What you are asked to do: The answer is a single number: the count of lines in the records below that contain the word "this".

Entries supplied:

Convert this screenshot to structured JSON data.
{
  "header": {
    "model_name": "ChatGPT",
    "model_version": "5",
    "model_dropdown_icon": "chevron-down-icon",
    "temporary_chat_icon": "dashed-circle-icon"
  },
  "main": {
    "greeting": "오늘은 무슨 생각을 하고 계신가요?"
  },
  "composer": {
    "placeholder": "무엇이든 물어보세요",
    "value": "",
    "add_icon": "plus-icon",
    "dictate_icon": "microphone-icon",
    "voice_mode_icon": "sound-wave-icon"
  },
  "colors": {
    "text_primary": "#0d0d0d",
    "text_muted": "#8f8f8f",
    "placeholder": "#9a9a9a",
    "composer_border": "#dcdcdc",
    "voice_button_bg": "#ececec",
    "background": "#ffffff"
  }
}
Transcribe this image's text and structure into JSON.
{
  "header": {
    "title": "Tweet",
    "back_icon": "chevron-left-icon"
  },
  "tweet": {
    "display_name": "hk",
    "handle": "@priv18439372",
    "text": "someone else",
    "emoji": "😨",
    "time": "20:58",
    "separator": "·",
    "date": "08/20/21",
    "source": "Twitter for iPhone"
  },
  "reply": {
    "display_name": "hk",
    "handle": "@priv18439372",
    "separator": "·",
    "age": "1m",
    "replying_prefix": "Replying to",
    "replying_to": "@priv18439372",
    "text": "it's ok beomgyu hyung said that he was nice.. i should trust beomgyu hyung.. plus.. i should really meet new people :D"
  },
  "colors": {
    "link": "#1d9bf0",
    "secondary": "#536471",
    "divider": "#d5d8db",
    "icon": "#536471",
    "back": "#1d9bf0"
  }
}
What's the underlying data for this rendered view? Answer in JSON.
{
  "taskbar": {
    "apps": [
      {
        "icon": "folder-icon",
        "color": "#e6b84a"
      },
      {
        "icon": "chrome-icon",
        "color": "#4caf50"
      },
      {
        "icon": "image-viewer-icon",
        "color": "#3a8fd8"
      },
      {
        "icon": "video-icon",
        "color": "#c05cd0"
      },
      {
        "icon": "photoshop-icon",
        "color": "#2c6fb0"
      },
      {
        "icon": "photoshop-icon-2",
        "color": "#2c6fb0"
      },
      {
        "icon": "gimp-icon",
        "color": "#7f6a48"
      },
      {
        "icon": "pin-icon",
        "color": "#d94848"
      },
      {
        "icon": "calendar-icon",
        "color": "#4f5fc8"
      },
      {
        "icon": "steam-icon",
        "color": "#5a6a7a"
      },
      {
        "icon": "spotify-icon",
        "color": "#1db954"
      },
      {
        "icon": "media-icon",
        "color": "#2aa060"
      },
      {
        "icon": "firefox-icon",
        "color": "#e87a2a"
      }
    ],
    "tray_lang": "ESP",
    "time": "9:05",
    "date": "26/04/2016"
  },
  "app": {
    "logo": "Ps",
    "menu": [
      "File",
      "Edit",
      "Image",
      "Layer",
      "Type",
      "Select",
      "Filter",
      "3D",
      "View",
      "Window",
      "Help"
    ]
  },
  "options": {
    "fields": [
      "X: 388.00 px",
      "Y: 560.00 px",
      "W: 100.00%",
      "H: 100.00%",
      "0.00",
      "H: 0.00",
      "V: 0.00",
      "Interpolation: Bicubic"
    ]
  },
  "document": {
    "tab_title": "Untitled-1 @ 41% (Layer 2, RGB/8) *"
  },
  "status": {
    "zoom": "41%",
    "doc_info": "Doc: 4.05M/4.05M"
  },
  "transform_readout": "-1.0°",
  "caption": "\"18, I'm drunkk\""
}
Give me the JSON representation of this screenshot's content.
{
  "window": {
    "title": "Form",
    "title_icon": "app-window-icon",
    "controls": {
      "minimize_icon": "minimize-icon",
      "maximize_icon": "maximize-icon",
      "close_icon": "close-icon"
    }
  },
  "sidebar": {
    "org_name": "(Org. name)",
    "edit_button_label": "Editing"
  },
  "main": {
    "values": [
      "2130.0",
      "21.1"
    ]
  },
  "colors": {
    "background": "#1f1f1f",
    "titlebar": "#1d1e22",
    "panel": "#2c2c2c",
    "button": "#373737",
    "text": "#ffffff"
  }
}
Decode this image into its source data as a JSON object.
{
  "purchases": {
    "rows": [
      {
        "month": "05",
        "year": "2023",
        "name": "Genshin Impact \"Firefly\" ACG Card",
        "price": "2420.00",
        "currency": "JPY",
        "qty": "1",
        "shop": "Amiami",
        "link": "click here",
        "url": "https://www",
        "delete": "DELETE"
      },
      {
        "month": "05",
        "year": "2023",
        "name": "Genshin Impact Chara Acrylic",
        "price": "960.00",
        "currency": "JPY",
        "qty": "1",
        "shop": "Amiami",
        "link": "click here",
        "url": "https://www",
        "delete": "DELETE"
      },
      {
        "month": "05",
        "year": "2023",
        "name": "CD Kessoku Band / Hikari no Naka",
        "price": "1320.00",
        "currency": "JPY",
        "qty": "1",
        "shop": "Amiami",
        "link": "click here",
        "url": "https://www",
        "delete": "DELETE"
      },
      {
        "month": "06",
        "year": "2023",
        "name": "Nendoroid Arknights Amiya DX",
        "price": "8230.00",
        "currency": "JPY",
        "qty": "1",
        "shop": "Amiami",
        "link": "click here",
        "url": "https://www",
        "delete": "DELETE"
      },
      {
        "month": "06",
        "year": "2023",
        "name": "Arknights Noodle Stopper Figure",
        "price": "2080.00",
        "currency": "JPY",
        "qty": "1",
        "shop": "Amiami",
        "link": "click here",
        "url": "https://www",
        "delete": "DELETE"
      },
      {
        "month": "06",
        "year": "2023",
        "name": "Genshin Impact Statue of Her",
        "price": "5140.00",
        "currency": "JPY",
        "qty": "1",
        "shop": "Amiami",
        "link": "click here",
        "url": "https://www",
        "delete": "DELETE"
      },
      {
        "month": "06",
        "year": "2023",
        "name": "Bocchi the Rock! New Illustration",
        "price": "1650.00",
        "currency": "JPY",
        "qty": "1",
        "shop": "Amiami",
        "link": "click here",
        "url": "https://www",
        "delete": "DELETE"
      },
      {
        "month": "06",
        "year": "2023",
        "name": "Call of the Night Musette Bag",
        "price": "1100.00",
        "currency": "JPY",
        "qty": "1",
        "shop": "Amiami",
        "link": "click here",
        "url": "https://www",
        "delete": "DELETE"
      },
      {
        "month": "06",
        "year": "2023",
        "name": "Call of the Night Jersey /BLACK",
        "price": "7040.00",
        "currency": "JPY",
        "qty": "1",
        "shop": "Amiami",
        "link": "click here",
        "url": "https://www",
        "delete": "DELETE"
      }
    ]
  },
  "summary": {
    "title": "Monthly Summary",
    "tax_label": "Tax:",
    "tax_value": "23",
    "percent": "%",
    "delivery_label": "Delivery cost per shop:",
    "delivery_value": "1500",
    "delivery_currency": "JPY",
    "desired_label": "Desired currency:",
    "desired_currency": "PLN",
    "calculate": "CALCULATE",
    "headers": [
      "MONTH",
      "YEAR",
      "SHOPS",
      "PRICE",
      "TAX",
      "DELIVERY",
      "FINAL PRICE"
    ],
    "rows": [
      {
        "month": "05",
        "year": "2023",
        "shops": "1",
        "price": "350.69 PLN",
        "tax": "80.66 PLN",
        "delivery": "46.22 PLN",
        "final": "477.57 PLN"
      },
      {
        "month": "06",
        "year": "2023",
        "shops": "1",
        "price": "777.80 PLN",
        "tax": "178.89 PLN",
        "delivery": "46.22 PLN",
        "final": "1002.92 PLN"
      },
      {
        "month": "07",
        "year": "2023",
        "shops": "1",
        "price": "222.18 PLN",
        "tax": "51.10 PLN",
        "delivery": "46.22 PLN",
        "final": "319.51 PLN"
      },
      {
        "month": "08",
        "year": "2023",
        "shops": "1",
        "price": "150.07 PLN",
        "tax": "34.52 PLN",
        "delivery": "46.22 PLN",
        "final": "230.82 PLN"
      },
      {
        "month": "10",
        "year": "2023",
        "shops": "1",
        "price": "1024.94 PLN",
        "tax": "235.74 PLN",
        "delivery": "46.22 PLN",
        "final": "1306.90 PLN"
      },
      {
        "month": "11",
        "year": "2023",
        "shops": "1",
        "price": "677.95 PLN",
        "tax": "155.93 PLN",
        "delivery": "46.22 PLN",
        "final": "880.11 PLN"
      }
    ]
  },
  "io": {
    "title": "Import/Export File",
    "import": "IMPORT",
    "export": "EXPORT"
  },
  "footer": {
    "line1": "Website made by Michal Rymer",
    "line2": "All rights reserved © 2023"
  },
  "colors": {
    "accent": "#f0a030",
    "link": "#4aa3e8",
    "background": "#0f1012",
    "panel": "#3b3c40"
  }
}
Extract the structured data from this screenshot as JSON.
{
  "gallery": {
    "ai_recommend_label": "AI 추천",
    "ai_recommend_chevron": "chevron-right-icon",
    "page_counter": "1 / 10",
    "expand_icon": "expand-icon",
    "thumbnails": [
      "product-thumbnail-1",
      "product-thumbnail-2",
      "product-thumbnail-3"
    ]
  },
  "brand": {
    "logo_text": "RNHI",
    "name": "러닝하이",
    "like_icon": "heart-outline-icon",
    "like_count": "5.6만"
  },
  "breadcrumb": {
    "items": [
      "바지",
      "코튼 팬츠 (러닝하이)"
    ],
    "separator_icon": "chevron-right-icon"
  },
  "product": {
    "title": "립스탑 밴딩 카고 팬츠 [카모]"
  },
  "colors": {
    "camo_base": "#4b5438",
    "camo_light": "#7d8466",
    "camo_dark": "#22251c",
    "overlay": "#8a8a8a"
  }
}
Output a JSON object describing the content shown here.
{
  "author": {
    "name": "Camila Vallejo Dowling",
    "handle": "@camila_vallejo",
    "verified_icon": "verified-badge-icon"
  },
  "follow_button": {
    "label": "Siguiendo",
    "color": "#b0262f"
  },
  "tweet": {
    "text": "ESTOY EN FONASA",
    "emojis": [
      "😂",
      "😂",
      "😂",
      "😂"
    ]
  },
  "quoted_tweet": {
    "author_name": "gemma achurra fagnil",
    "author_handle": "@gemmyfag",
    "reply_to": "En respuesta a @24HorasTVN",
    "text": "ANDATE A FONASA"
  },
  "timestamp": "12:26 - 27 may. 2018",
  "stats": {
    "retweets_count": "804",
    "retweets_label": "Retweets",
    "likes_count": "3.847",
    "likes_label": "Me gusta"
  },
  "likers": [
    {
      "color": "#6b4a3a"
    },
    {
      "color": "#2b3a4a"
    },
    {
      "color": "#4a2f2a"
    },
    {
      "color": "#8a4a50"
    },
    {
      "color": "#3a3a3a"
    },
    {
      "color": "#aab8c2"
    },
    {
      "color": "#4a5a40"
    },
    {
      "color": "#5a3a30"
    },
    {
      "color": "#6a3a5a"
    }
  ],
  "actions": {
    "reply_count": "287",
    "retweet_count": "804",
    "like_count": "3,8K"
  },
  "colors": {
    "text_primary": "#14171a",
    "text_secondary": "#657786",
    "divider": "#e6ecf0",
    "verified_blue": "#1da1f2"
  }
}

Result of the task: 6